Perhaps the quickest way to become a licensed RN in Pennsylvania is via a two-year Associate Degree, Nursing (ADN). ADNs are widely available at colleges and universities. Although a typical ADN takes two years, they usually require numerous prerequisites that can take six months to a year to complete. Around ten courses in math, English, psychology, biology and chemistry, with a minimum of a C average, are required before even applying to a nursing program. With competitive entry based highly on grades, the minimum will not always guarantee acceptance, so it is advisable to achieve exceptional grades before application.

From communication to psychology, math, physiology and microbiology, prerequisites for an ADN prepare students for the technical, psychological, and emotional aspects that are a large part of everyday work in a health care setting. Still, the main focus is targeted nursing courses that cover everything from emotional support and theory to clinical practice.

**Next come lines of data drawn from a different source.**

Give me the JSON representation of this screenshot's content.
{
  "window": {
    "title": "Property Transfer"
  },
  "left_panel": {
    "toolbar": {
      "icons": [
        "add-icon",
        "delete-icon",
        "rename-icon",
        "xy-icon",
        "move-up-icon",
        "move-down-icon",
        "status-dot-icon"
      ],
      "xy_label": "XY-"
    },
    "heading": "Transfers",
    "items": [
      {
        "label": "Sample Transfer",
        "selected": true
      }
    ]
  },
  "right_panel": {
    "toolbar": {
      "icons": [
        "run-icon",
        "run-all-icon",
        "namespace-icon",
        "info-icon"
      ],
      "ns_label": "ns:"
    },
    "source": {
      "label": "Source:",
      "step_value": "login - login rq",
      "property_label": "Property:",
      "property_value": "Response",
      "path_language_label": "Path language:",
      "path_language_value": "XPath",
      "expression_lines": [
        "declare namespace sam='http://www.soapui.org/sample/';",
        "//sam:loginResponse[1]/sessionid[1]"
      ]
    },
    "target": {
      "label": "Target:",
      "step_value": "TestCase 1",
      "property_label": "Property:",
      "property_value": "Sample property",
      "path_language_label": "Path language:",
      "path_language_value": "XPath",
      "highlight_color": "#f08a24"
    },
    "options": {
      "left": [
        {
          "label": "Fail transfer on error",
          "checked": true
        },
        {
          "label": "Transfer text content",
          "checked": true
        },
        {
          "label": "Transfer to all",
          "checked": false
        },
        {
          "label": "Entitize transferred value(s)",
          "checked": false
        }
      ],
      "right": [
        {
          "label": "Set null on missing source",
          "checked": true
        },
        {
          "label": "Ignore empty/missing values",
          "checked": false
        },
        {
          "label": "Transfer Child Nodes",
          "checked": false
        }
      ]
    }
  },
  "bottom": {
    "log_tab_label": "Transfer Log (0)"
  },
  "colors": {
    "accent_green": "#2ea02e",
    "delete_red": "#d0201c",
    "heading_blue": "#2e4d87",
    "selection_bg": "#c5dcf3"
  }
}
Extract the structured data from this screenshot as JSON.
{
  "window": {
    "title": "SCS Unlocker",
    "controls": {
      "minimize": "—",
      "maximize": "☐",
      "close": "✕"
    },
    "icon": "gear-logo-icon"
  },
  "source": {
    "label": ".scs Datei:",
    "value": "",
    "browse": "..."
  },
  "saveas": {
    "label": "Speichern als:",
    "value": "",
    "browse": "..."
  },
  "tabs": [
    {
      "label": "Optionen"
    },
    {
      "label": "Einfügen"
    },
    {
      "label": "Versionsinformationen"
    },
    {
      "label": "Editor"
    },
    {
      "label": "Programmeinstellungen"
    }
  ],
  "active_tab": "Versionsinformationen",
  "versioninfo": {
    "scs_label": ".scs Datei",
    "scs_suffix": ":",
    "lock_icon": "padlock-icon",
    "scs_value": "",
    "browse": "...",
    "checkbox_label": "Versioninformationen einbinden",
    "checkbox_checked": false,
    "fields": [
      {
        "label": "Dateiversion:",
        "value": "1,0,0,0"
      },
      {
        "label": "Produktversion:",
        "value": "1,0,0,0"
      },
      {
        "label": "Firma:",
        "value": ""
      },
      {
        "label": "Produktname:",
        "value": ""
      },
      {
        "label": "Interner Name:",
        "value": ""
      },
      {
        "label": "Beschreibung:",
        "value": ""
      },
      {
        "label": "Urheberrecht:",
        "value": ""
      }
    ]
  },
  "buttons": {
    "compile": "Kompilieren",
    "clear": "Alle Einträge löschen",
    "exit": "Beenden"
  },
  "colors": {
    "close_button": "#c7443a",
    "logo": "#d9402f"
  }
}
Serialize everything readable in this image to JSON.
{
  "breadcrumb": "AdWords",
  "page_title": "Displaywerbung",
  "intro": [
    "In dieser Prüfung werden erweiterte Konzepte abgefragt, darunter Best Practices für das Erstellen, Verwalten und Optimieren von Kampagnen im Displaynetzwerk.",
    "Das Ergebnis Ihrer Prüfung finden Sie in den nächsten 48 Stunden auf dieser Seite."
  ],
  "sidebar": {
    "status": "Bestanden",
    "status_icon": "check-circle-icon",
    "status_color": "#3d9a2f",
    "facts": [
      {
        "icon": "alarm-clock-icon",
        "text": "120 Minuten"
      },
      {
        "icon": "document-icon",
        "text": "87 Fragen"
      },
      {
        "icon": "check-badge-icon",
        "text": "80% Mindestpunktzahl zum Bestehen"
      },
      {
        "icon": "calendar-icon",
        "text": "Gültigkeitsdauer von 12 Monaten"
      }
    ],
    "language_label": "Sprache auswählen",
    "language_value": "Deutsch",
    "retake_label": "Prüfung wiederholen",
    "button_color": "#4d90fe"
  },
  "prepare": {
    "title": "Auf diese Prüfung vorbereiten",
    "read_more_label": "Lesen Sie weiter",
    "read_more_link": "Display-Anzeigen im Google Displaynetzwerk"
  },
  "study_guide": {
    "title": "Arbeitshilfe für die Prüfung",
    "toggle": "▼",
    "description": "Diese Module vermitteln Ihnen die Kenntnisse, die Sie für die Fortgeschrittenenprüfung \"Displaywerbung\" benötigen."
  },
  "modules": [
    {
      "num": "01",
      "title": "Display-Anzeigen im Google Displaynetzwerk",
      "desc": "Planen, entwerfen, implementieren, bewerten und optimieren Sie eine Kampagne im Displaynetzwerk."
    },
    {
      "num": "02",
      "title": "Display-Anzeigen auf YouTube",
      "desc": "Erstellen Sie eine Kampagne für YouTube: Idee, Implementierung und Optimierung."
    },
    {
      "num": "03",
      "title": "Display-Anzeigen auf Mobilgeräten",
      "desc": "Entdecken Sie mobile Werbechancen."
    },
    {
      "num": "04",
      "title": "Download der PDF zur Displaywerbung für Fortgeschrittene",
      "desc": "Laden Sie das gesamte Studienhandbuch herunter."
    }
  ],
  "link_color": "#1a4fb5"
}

And once the coursework is completed, students are ready to take the National Council Licensure Examination-Registered Nurse (NCLEX-RN). To take the examination, students must first apply to the Pennsylvania Board of Nursing and provide evidence of successful completion of a state approved RN program or equivalent within the US. The NCLEX-RN costs $200 to take, and the Pennsylvania Board of Nursing also charges a $35 application fee. It is important to note that this application takes into account criminal record, so, if you have a criminal history, it is advisable to consult with your nursing program prior to entry to see if it is a problem—the Pennsylvania State Board of Nursing considers criminal record on a case to case basis. Once a student passes the NCLEX-RN, they are placed on the Pennsylvania Nursing Registry and are eligible to work as an RN. Every two years, an RN license requires 30 hours of continuing education for renewal at a cost of $45.

Another route to becoming an RN is through a BSN, which can be pursued from the outset of their nursing training, after receiving an ADN, or following training and licensure as a Practical Nurse. The first two years are pretty much the same as an ADN, with electives from general studies and nursing-specific coursework. However, in the final two years, courses go beyond the skills and theories required of an entry-level RN to focus on such specialized topics as pathophysiology, child care, caring for older adults, populations and communities, leadership, advanced theory, nursing research and more. During a BSN, students do a yearly practicum in order to gain workplace experience to supplement their studies, ensuring they leave the program with working knowledge of a health care setting as well as technical and theoretical understanding of the nursing process.

BSNs in Pennsylvania take the focus beyond the baseline knowledge required to practice as a nurse and require students to take their critical thinking skills to the next level, preparing them for a leadership role in a health care setting. They leave the program not only prepared for the NCLEX-RN and work as a RN, but also with research experience and an array of specialized knowledge that can open doors towards a more dynamic career, and higher earning potential, than what is available to ADN equipped Registered Nurses—something worth thinking about when deciding whether to pursue an ADN or a BSN.